- Primary treatment involves the settling of suspended solids in wastewater. While it reduces the bacterial load to some extent, the effluent can still contain harmful bacteria. Effective disinfection is necessary before discharge.
- Secondary treatment (biological treatment) uses microorganisms to break down organic matter in wastewater. While this process reduces bacterial populations, it also introduces a significant amount of bacteria into the system. Proper control of the treatment process is essential to prevent the release of harmful bacteria into the environment.
- Tertiary treatment further refines the effluent to remove remaining contaminants. Disinfection through methods like chlorination or ultraviolet (UV) treatment is crucial to kill harmful bacteria before discharge.
- Disinfection is a critical step to eliminate or reduce bacteria and pathogens in the treated wastewater. Proper dosage and monitoring of disinfection agents are essential to ensure effective bacterial control without creating harmful disinfection byproducts.
- Sludge treatment and disposal deals with byproduct of wastewater treatment and require careful management to prevent bacterial contamination of soil, water bodies, and the atmosphere.
- Odor control is necessary because bacterial processes in wastewater treatment can produce foul odors. Proper odor control measures are necessary not only to prevent nuisance but also to reduce the risk of harmful bacterial aerosols being released into the air, such as those containing Legionella.
Key consideration for water utility operators: Wastewater by its very definition must be considered biologically contaminated. Therefore, regular testing should be performed after each cleaning phase to ensure any water released back into the environment is safe from biological threats.
Bringing It All Together
Water utility companies face risks with from biological contamination at all stages of water management from supply sources, distribution systems, and wastewater treatment efforts. At each stage, or CCP, quick, accurate and repeatable testing by operators is critical to prevent risk to both consumers and the community more generally.
Water testing in this environment is time-sensitive and cannot wait for lengthy lab results or risk an incomplete picture of the bacterial contamination threat. Both of these situations are common with some older testing methods. Instead, water utility operators need a testing system that is fast, reliable, and has the portability to allow them to easily bring that diagnostic accuracy to any part of the water utility system as needed.
This is precisely what rqmicro.COUNT does.
rqmicro.COUNT is a small, portable, and rapid microbiological water analysis instrument that uses flow cytometry, which is an optical single-cell counting technology that can provide accurate, reliable results. rqmicro.COUNT is easily deployed on-site; Water utilities can bring the unit to provide for regular CCP testing for water sources, distribution, wastewater treatment, or any particular situation in the system where there may be suspected bacterial contamination.

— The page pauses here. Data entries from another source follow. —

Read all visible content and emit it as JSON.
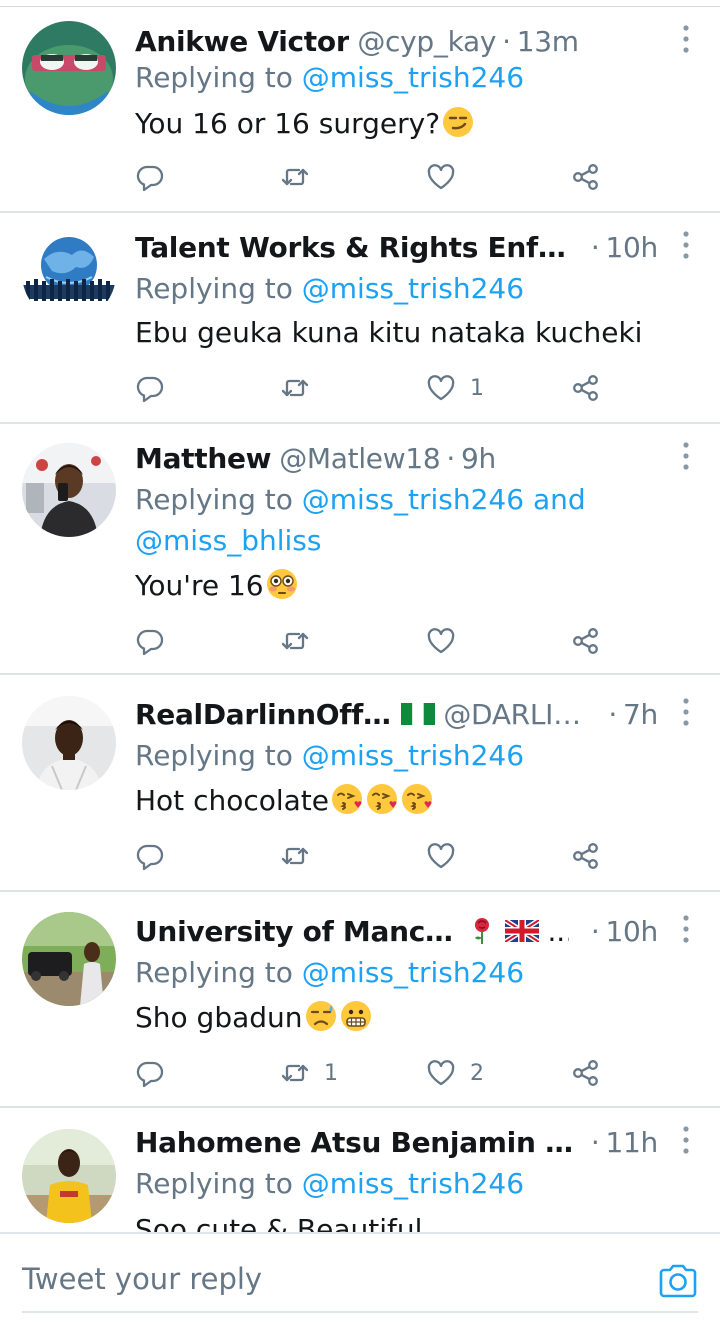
{
  "composer": {
    "placeholder": "Tweet your reply"
  },
  "tweets": [
    {
      "name": "Anikwe Victor",
      "handle": "@cyp_kay",
      "time": "13m",
      "reply_prefix": "Replying to ",
      "mentions": "@miss_trish246",
      "text": "You 16 or 16 surgery?",
      "retweets": "",
      "likes": ""
    },
    {
      "name": "Talent Works & Rights Enforcem...",
      "handle": "",
      "time": "10h",
      "reply_prefix": "Replying to ",
      "mentions": "@miss_trish246",
      "text": "Ebu geuka kuna kitu nataka kucheki",
      "retweets": "",
      "likes": "1"
    },
    {
      "name": "Matthew",
      "handle": "@Matlew18",
      "time": "9h",
      "reply_prefix": "Replying to ",
      "mentions": "@miss_trish246 and",
      "mentions_line2": "@miss_bhliss",
      "text": "You're 16",
      "retweets": "",
      "likes": ""
    },
    {
      "name": "RealDarlinnOfficial",
      "handle": "@DARLINT...",
      "time": "7h",
      "reply_prefix": "Replying to ",
      "mentions": "@miss_trish246",
      "text": "Hot chocolate",
      "retweets": "",
      "likes": ""
    },
    {
      "name": "University of Manchester",
      "name_suffix": "...",
      "handle": "",
      "time": "10h",
      "reply_prefix": "Replying to ",
      "mentions": "@miss_trish246",
      "text": "Sho gbadun",
      "retweets": "1",
      "likes": "2"
    },
    {
      "name": "Hahomene Atsu Benjamin Faith...",
      "handle": "",
      "time": "11h",
      "reply_prefix": "Replying to ",
      "mentions": "@miss_trish246",
      "text": "Soo cute & Beautiful",
      "retweets": "",
      "likes": ""
    }
  ],
  "icons": {
    "more": "more-vertical-icon",
    "reply": "reply-icon",
    "retweet": "retweet-icon",
    "like": "heart-icon",
    "share": "share-icon",
    "camera": "camera-icon"
  },
  "colors": {
    "text": "#14171a",
    "muted": "#657786",
    "link": "#1da1f2",
    "divider": "#dfe3e7"
  }
}
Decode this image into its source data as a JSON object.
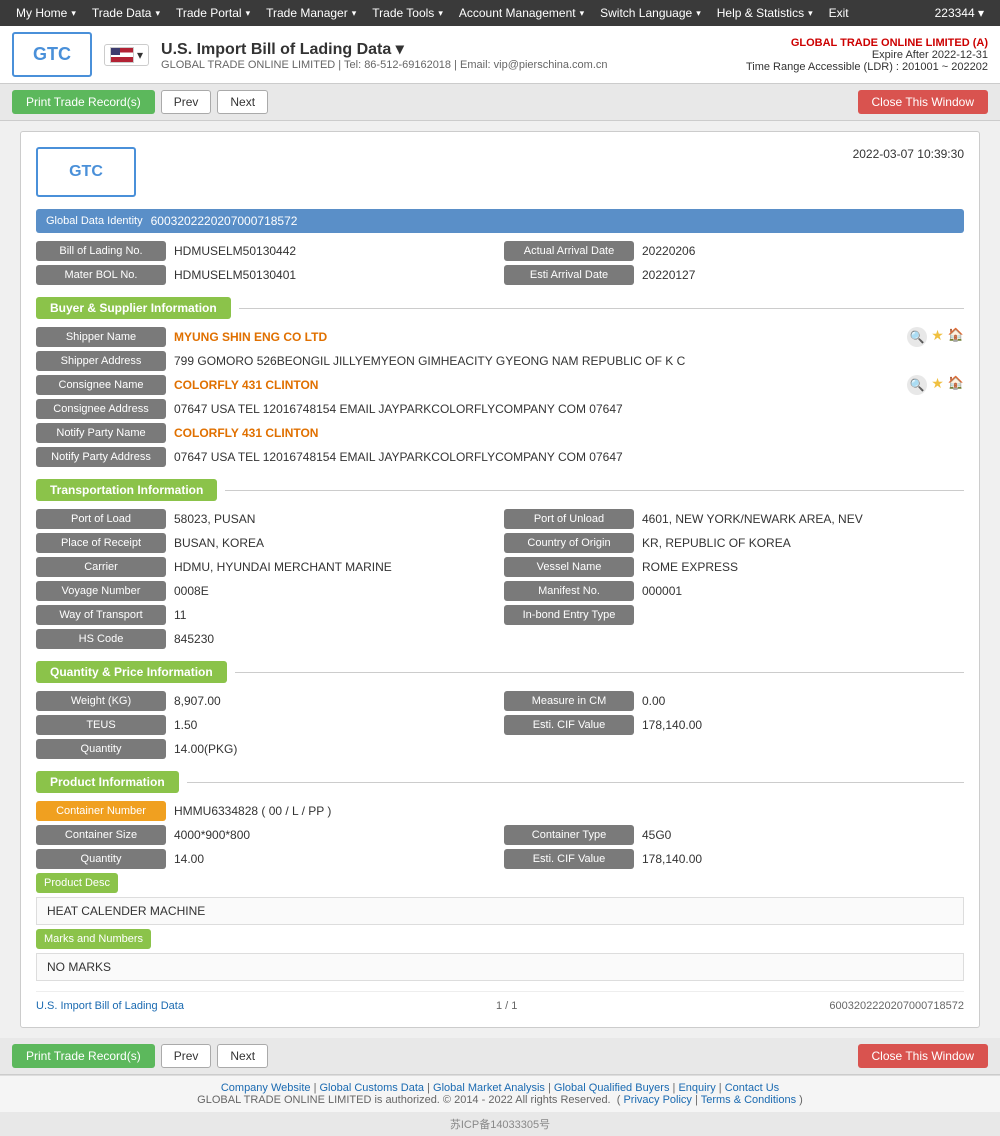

By the using flow cytometry, rqmicro.COUNT reduces the time needed for analysis —and eliminates the added logistics that older cultivation methods require, both in terms of transport water samples back to the lab for analysis and then waiting for results. Indeed, rqmicro.COUNT can generate reliable and accurate water sample results in just 30 minutes.